[Website and app data records]
-- Opening Marker --
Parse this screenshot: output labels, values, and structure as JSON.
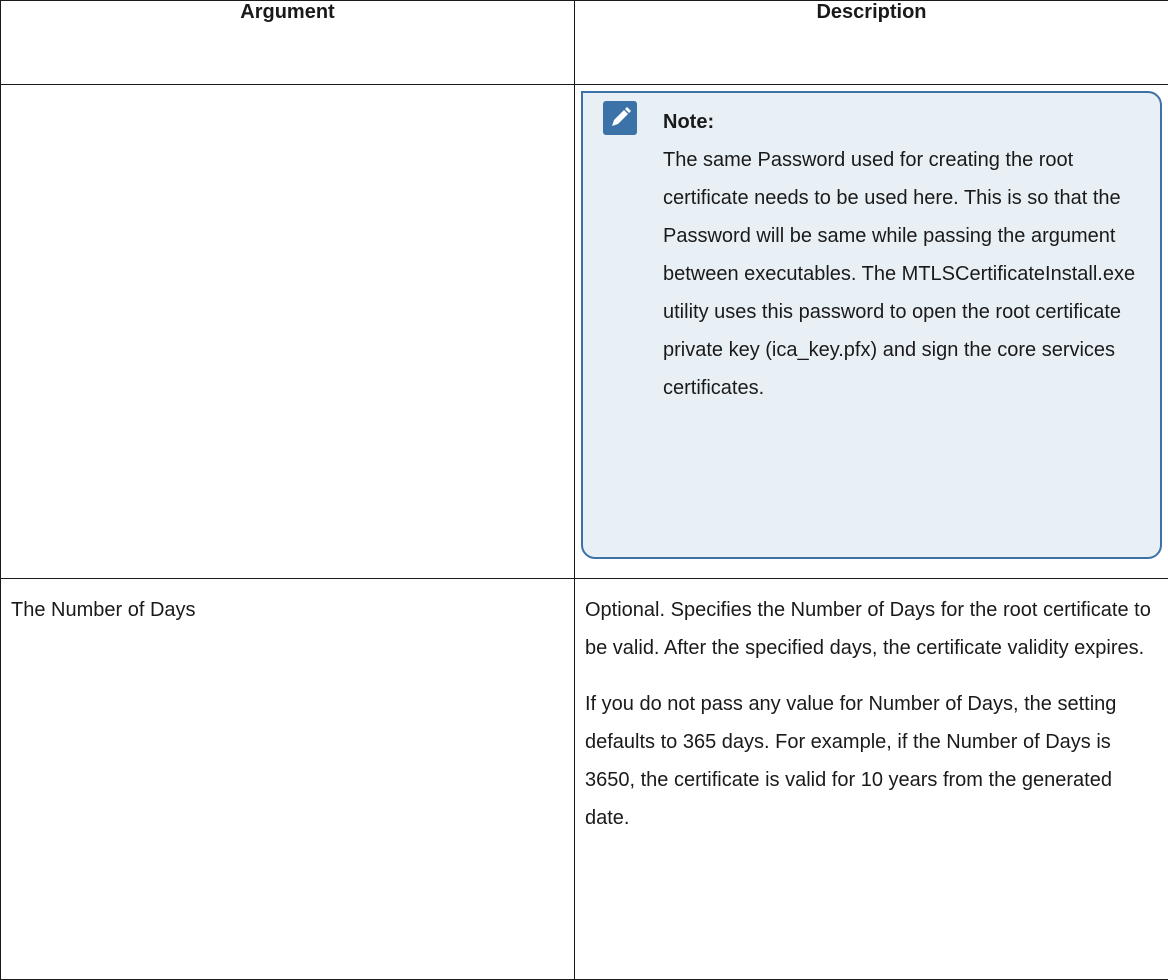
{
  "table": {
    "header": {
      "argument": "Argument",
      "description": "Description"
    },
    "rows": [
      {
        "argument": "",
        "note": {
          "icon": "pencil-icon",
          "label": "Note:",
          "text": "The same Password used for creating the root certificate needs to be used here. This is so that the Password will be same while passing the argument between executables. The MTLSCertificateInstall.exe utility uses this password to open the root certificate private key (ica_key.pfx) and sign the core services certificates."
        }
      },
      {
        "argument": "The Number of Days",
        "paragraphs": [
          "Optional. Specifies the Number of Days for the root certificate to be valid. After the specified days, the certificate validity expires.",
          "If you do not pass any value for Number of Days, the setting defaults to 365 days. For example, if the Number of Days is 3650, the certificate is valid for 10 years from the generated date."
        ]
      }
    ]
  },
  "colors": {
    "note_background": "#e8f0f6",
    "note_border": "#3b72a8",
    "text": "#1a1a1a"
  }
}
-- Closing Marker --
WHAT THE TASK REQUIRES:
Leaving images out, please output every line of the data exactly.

ANSWER TO THE PROBLEM:
Parse this screenshot: output labels, values, and structure as JSON.
{
  "table": {
    "header": {
      "argument": "Argument",
      "description": "Description"
    },
    "rows": [
      {
        "argument": "",
        "note": {
          "icon": "pencil-icon",
          "label": "Note:",
          "text": "The same Password used for creating the root certificate needs to be used here. This is so that the Password will be same while passing the argument between executables. The MTLSCertificateInstall.exe utility uses this password to open the root certificate private key (ica_key.pfx) and sign the core services certificates."
        }
      },
      {
        "argument": "The Number of Days",
        "paragraphs": [
          "Optional. Specifies the Number of Days for the root certificate to be valid. After the specified days, the certificate validity expires.",
          "If you do not pass any value for Number of Days, the setting defaults to 365 days. For example, if the Number of Days is 3650, the certificate is valid for 10 years from the generated date."
        ]
      }
    ]
  },
  "colors": {
    "note_background": "#e8f0f6",
    "note_border": "#3b72a8",
    "text": "#1a1a1a"
  }
}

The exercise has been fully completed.